Integral work implies taking care of the whole person, listening to him, giving him a handkerchief when he cries, because one's heart must be open to heal the wounds. It is like opening a can of treasures that was closed for a long time and where everything was mixed, so that a new being emerges. I could say that with this experience I saw another facet of life.
I always say that respect is the most important thing when we work with them. At first, we try to speak as little as possible, to receive the person as they come. This listening work led me to develop different techniques to achieve a better approach with patients. One of them: introduce myself as part of a pair.
How was this work during the time of the pandemic, when the Argentine government forbade nonessential workers from leaving their homes?

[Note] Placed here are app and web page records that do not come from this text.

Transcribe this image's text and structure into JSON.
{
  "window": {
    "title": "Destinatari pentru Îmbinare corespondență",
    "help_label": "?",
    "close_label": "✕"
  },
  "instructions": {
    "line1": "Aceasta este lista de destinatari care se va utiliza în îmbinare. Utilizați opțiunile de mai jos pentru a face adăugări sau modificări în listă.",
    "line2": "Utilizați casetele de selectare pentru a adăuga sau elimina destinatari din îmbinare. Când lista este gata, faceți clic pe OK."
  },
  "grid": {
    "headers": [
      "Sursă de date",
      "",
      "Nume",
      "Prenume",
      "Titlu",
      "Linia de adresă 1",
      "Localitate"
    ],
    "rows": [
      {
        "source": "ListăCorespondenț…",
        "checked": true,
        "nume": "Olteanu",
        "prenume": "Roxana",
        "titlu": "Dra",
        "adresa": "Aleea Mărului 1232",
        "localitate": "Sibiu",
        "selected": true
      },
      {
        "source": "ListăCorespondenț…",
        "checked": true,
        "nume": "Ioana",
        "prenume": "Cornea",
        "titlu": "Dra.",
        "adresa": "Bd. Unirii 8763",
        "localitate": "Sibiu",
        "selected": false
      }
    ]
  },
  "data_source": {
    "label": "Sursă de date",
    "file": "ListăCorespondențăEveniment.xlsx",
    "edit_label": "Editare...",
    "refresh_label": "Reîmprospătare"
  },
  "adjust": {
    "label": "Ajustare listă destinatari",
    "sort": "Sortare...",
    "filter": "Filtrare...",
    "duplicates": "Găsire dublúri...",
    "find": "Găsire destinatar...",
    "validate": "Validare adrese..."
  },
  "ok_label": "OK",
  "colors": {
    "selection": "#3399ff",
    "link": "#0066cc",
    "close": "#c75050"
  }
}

In this period, I took part in the "Pastoral Network of Listening" from the Diocese of Quilmes to help those who asked for help of any kind. In the first year of the pandemic, we couldn't receive any new inmates, and that's why we put together a diocesan phone network with our numbers and names posted anywhere, even on street fences. I remember that the first call I received was from the province of Salta [in northern Argentina] by an addict, and we began to create networks so that he could be hospitalized.
Sr. Graciela Trivilino with residents of the Fazenda da Esperanza, after a day of activities (Courtesy of Graciela Trivilino)

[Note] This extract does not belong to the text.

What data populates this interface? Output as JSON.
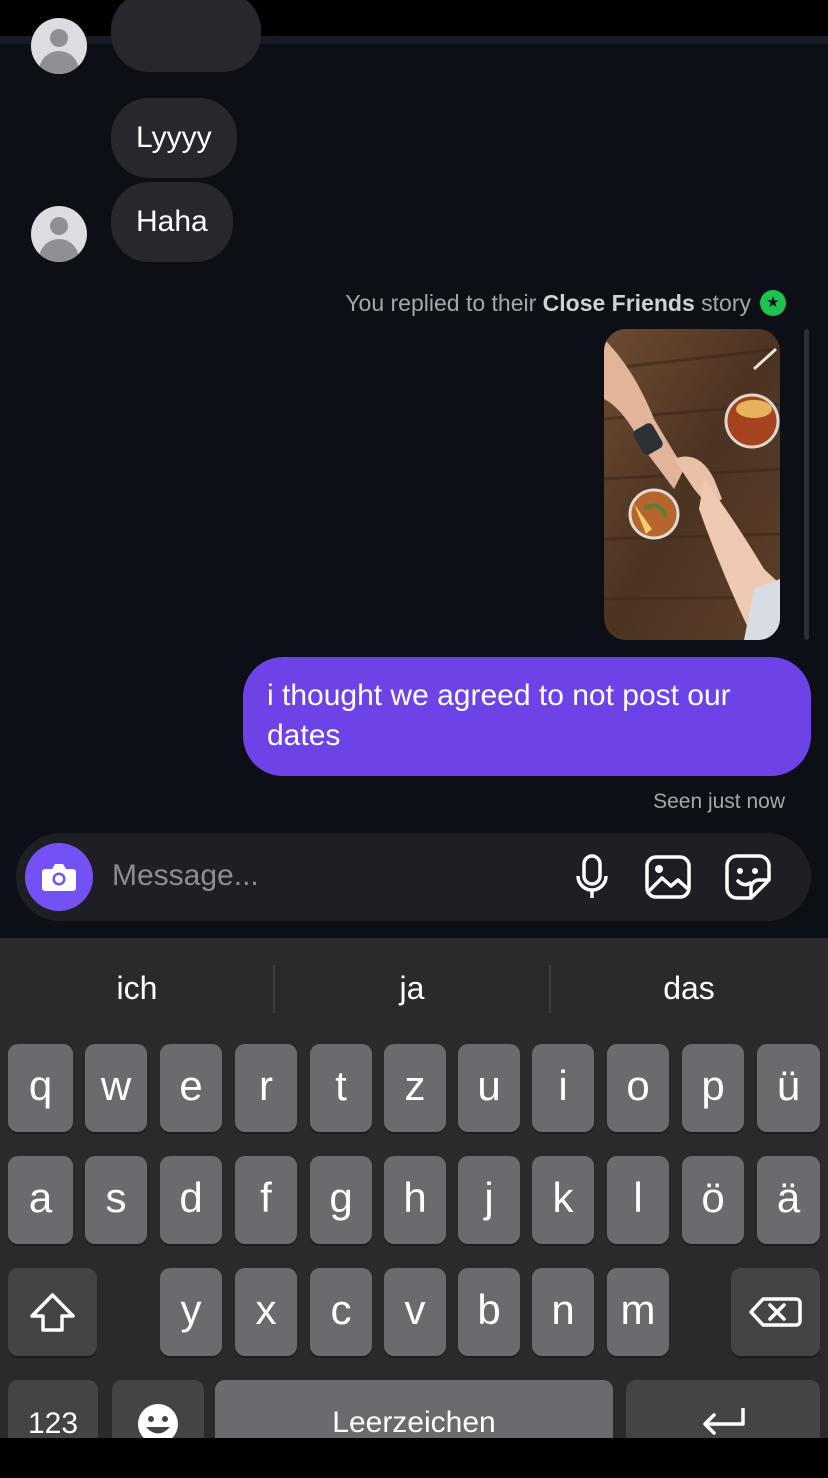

What happens to those who have recovered?
Many people, once the year ends at the fazenda, are sent as "ambassadors of hope." Here, we give them a small diploma where we state their recovery and organize a little party for their graduation. This concept of "ambassadors" was taken from Pope Benedict XVI, who visited the farm in Brazil and where he mentioned that term. I formed the Living Hope Group in our school, which are the groups that arise to accompany the recovered, who usually meet in a chapel to accompany them in their perseverance and share the word.

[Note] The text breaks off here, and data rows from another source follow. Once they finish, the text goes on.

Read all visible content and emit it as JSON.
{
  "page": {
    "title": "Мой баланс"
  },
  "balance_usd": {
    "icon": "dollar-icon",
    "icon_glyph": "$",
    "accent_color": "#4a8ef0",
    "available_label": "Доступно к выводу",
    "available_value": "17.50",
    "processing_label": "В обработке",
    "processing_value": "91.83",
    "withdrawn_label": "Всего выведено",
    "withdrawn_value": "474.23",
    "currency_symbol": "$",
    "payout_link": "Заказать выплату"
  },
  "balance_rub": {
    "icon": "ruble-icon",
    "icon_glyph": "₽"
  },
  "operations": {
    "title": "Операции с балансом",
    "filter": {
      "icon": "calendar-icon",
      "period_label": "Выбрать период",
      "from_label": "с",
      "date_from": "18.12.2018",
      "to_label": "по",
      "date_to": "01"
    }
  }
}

There are some who persevere, and there are also others who relapse and go back to the hospital. Many times, it is due to the environment, that when they return to their places of origin, they find themselves in very difficult contexts to reintegrate. That is why many choose to go to other places where they can live the fazenda lifestyle.
This year, you celebrate 40 years of service as a woman religious. What reflections can you share with us about your work?
First of all, I want to emphasize the mercy of God. I was a teenager very dedicated to social work and helping those most in need, but at the same time, I was very rebellious. I always said in front of my friends that I wanted to be a missionary in Africa, not here. But once entering the postulancy, I had to stay in Florencio Varela, and over time I realized that the mission does not pass through a specific place but through an attitude of the heart.
It was as if God told me, "Stay in Varela, and I'll send you the people." The Lord took me through my religious life to those places to which I thought that, in order to live an experience as a consecrated, I had to go far away. What the Lord taught me is that if you are willing to serve him, he will show you the places.
I can summarize my experience in the biblical quote that I chose when I made my consecration: "I can do all things for those who comfort me" (Philippians 4:13). I feel that the Lord does not allow himself to be outdone in generosity, because sometimes I would go to the farm feeling tired and come back with more energy than I had before. At times, I found myself wondering, why is it that I am so happy? And I associate it with this other quote from Matthew 25: "I was sick and you visited me."
My community and my congregation are my family and from the gift of the charism: "Serving God in spirit and truth." We feel called to discover the face of God in the services to which he sends us.
This Q&A was originally published in Spanish on Aug. 10, 2023.